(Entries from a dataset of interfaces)
------------------------------------------------------------
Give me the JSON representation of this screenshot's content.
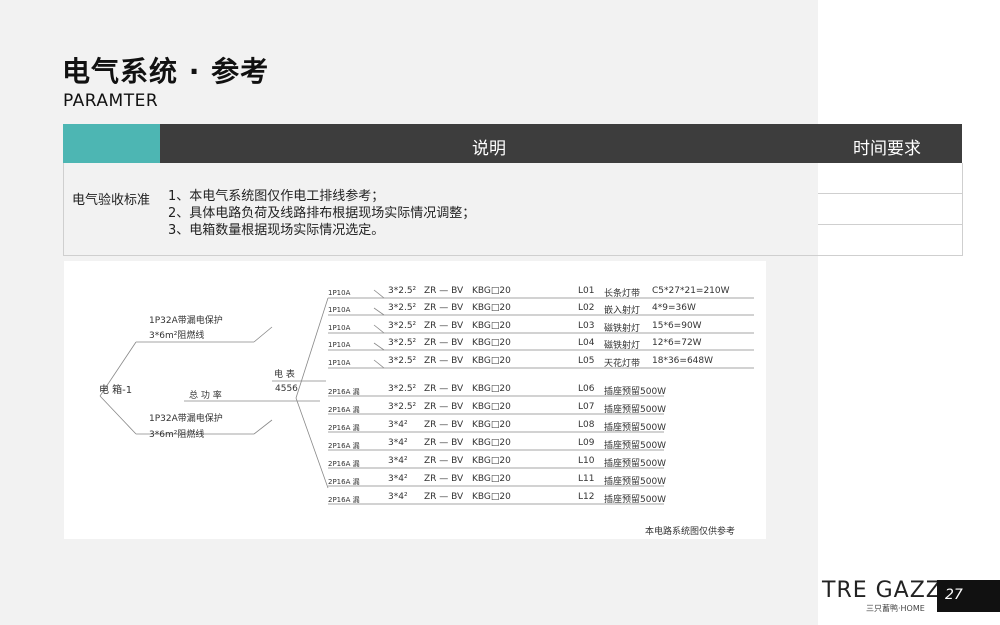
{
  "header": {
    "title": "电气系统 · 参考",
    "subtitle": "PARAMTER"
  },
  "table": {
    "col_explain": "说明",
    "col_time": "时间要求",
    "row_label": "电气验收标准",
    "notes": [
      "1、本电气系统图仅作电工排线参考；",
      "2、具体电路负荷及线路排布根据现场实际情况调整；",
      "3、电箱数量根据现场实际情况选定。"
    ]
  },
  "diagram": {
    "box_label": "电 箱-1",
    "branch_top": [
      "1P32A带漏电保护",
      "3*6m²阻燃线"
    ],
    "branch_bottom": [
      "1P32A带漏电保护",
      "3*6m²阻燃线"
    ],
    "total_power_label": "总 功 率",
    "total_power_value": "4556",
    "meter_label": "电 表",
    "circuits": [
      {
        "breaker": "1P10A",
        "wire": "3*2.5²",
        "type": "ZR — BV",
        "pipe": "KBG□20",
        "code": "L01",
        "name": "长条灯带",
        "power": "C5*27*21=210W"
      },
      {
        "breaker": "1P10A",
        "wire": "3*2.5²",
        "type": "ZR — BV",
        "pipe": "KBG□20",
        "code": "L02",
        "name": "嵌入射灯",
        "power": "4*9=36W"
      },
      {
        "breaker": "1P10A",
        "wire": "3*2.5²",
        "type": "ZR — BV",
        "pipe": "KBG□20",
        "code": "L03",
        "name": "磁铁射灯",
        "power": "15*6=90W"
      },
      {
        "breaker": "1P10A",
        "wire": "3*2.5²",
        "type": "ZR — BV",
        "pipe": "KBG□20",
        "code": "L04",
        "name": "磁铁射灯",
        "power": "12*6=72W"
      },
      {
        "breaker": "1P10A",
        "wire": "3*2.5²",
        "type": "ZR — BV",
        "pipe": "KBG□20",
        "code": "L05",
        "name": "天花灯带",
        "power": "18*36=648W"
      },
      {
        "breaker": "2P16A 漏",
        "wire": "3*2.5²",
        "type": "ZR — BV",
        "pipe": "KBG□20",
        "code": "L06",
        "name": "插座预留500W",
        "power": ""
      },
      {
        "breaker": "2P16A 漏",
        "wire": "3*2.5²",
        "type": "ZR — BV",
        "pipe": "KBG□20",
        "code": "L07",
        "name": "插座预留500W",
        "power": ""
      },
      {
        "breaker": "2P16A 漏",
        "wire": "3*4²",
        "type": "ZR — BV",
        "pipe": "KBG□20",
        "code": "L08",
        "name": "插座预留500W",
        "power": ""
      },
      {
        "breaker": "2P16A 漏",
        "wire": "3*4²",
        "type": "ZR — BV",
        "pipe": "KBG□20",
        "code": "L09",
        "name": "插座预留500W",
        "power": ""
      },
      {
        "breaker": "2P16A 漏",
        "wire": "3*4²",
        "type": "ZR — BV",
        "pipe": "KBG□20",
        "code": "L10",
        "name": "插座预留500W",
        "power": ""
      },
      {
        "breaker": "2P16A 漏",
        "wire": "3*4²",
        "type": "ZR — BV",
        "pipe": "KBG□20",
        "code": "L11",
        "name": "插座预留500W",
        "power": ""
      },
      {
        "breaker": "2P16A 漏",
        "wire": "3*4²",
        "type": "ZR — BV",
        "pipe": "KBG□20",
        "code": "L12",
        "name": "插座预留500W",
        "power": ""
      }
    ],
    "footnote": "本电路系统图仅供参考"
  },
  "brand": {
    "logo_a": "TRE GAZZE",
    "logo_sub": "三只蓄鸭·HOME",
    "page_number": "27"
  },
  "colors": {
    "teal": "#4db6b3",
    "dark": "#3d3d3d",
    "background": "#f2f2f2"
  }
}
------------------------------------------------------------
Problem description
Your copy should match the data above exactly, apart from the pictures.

Result of the exercise
Give me the JSON representation of this screenshot's content.
{
  "header": {
    "title": "电气系统 · 参考",
    "subtitle": "PARAMTER"
  },
  "table": {
    "col_explain": "说明",
    "col_time": "时间要求",
    "row_label": "电气验收标准",
    "notes": [
      "1、本电气系统图仅作电工排线参考；",
      "2、具体电路负荷及线路排布根据现场实际情况调整；",
      "3、电箱数量根据现场实际情况选定。"
    ]
  },
  "diagram": {
    "box_label": "电 箱-1",
    "branch_top": [
      "1P32A带漏电保护",
      "3*6m²阻燃线"
    ],
    "branch_bottom": [
      "1P32A带漏电保护",
      "3*6m²阻燃线"
    ],
    "total_power_label": "总 功 率",
    "total_power_value": "4556",
    "meter_label": "电 表",
    "circuits": [
      {
        "breaker": "1P10A",
        "wire": "3*2.5²",
        "type": "ZR — BV",
        "pipe": "KBG□20",
        "code": "L01",
        "name": "长条灯带",
        "power": "C5*27*21=210W"
      },
      {
        "breaker": "1P10A",
        "wire": "3*2.5²",
        "type": "ZR — BV",
        "pipe": "KBG□20",
        "code": "L02",
        "name": "嵌入射灯",
        "power": "4*9=36W"
      },
      {
        "breaker": "1P10A",
        "wire": "3*2.5²",
        "type": "ZR — BV",
        "pipe": "KBG□20",
        "code": "L03",
        "name": "磁铁射灯",
        "power": "15*6=90W"
      },
      {
        "breaker": "1P10A",
        "wire": "3*2.5²",
        "type": "ZR — BV",
        "pipe": "KBG□20",
        "code": "L04",
        "name": "磁铁射灯",
        "power": "12*6=72W"
      },
      {
        "breaker": "1P10A",
        "wire": "3*2.5²",
        "type": "ZR — BV",
        "pipe": "KBG□20",
        "code": "L05",
        "name": "天花灯带",
        "power": "18*36=648W"
      },
      {
        "breaker": "2P16A 漏",
        "wire": "3*2.5²",
        "type": "ZR — BV",
        "pipe": "KBG□20",
        "code": "L06",
        "name": "插座预留500W",
        "power": ""
      },
      {
        "breaker": "2P16A 漏",
        "wire": "3*2.5²",
        "type": "ZR — BV",
        "pipe": "KBG□20",
        "code": "L07",
        "name": "插座预留500W",
        "power": ""
      },
      {
        "breaker": "2P16A 漏",
        "wire": "3*4²",
        "type": "ZR — BV",
        "pipe": "KBG□20",
        "code": "L08",
        "name": "插座预留500W",
        "power": ""
      },
      {
        "breaker": "2P16A 漏",
        "wire": "3*4²",
        "type": "ZR — BV",
        "pipe": "KBG□20",
        "code": "L09",
        "name": "插座预留500W",
        "power": ""
      },
      {
        "breaker": "2P16A 漏",
        "wire": "3*4²",
        "type": "ZR — BV",
        "pipe": "KBG□20",
        "code": "L10",
        "name": "插座预留500W",
        "power": ""
      },
      {
        "breaker": "2P16A 漏",
        "wire": "3*4²",
        "type": "ZR — BV",
        "pipe": "KBG□20",
        "code": "L11",
        "name": "插座预留500W",
        "power": ""
      },
      {
        "breaker": "2P16A 漏",
        "wire": "3*4²",
        "type": "ZR — BV",
        "pipe": "KBG□20",
        "code": "L12",
        "name": "插座预留500W",
        "power": ""
      }
    ],
    "footnote": "本电路系统图仅供参考"
  },
  "brand": {
    "logo_a": "TRE GAZZE",
    "logo_sub": "三只蓄鸭·HOME",
    "page_number": "27"
  },
  "colors": {
    "teal": "#4db6b3",
    "dark": "#3d3d3d",
    "background": "#f2f2f2"
  }
}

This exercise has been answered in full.